More than 90% of car crashes involve human error.* Being an attentive and alert driver can help prevent crashes that lead to unintentional injury and death. With the rapid adoption of smartphones in the United States,distracted drivinghas become a hot topic in traffic safety. While cell phones and navigation devices often are the culprit when it comes to distracted driving, conventional distractions such as interacting with passengers and eating also contribute to crashes. Distracting tasks can affect drivers in different ways and can be categorized asvisual, manual, and cognitive distraction.
The National Safety Council (NSC) analysis of National Highway Traffic Safety Administration (NHTSA) data finds that 2,841 people died in distraction-affected crashes in 2018. This is a decrease of 12% from 3,242 deaths in 2017, and the third consecutive yearly decrease. See Data Details to understand the data limitations and potential underestimation of the number of distracted-affected crashes.
Sources: Singh, S. (2018, March). Critical reasons for crashes investigated in the National Motor Vehicle Crash Causation Survey. (Traffic Safety Facts Crash Stats. Report No. DOT HS 812 506). Washington, DC: NHTSA.
How Common is Driver Cell Phone Use?
Over the last seven years, the prevalence of drivers using hand-held cell phones at any given daylight moment has decreased from 5.2% of drivers in 2012 to 3.2% in 2018. The slight increase from the 2017 record low of 2.9% was not statistically significant. These figures are from the National Occupant Protection Use Survey (NOPUS) conducted by NHTSA, which is the only national estimate of driver cell phone use based on driver observations. NHTSA also estimates that 9.7% of drivers were using some type of phone, either handheld or hands-free, at typical daylight moment in 2018. Because of changes to the estimate method, this overall estimate is not comparable to previous years.
The percent of drivers manipulating hand-held electronic devices has increased 1,500%, from 0.2% in 2005 to 3.2% in 2018, but has decreased from the record high of 4.3% in 2014. Among other activities, this observation includes text messaging as well as manipulating devices such as MP3 players.

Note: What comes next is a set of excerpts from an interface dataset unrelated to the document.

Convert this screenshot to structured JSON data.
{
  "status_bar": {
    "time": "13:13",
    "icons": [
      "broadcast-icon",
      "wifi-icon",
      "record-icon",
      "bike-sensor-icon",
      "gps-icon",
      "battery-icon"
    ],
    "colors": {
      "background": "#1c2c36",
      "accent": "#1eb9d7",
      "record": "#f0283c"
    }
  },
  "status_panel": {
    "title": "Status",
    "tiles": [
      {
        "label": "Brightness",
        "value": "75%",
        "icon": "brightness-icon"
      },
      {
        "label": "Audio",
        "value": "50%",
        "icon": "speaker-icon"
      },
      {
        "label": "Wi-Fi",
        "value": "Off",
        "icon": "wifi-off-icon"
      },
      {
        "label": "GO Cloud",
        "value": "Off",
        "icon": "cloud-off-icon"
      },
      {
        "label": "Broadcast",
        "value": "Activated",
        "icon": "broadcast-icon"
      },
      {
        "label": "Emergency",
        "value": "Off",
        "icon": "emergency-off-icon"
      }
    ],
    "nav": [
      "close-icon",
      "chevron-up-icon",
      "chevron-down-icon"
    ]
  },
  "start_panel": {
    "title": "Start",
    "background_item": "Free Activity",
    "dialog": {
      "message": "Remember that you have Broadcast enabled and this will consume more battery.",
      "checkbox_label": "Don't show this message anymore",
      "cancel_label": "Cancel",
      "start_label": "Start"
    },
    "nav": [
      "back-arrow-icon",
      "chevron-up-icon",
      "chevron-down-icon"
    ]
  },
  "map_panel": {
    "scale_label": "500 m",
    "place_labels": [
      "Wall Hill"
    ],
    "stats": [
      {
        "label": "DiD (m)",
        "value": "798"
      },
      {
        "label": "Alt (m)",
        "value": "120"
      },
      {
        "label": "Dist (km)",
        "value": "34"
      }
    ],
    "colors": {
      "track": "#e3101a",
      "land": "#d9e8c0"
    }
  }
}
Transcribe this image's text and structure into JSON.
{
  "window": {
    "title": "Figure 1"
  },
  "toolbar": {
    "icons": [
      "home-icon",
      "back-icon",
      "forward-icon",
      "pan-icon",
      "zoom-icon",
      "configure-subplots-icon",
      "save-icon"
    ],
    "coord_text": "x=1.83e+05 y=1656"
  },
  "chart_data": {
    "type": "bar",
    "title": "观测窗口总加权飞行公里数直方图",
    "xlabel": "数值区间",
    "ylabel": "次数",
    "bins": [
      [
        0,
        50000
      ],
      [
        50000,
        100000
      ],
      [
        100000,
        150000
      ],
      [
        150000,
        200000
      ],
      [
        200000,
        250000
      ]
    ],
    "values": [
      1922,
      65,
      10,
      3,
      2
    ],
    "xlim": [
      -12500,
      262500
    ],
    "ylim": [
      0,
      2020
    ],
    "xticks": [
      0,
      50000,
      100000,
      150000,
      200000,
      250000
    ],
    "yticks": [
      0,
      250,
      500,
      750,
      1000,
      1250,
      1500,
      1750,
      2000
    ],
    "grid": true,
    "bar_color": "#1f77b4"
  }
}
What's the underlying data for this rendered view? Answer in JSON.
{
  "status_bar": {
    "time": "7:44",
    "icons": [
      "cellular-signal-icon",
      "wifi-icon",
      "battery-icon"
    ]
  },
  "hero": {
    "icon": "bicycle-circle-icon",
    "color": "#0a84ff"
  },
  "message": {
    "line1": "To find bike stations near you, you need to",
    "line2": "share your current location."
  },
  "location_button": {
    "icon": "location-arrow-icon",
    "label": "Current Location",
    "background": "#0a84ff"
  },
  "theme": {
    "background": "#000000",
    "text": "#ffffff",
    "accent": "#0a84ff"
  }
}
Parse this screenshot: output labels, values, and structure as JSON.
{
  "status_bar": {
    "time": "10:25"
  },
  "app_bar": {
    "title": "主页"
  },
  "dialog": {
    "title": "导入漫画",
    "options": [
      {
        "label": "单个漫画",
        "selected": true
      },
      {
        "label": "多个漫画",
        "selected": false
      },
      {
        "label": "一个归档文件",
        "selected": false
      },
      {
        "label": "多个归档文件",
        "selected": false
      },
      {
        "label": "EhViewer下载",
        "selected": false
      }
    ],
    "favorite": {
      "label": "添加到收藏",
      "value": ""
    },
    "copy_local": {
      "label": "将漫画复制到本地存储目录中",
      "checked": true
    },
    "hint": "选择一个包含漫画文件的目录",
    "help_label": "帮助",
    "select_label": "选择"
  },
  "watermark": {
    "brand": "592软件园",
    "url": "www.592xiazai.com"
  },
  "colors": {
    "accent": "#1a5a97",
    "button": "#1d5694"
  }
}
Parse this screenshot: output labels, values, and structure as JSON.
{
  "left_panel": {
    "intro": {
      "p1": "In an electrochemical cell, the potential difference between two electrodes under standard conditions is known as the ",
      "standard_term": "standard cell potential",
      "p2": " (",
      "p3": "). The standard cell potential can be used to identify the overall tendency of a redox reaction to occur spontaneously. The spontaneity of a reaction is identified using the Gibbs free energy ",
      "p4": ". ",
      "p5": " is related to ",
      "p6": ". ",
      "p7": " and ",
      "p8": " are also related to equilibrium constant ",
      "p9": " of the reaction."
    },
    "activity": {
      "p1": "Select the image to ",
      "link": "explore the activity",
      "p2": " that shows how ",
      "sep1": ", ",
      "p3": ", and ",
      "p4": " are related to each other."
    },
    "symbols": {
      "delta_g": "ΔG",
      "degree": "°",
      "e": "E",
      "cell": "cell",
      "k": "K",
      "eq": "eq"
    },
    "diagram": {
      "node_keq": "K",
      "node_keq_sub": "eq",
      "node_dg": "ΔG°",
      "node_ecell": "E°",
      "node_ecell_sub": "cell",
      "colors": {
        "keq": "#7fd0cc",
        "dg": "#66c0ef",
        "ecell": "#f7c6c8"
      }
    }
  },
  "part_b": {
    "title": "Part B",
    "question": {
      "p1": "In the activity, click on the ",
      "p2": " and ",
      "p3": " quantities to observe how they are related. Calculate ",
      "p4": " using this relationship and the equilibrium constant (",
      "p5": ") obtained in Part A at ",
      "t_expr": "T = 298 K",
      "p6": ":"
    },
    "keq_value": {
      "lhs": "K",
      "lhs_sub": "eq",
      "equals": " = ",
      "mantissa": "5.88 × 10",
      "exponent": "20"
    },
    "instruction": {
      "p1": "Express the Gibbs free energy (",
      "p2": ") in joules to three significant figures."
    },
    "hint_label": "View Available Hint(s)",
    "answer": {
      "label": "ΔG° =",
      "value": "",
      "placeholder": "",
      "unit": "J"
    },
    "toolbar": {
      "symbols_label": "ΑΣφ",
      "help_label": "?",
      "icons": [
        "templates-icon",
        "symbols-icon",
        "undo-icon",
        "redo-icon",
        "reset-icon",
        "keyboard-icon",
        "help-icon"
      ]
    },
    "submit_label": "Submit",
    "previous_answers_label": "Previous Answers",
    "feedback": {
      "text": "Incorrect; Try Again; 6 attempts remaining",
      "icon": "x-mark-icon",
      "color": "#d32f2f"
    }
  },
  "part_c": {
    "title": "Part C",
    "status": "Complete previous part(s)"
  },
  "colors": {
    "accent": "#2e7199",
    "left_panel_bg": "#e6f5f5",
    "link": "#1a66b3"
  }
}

Drivers observed with visible headsets remains low at 2.1% in 2018.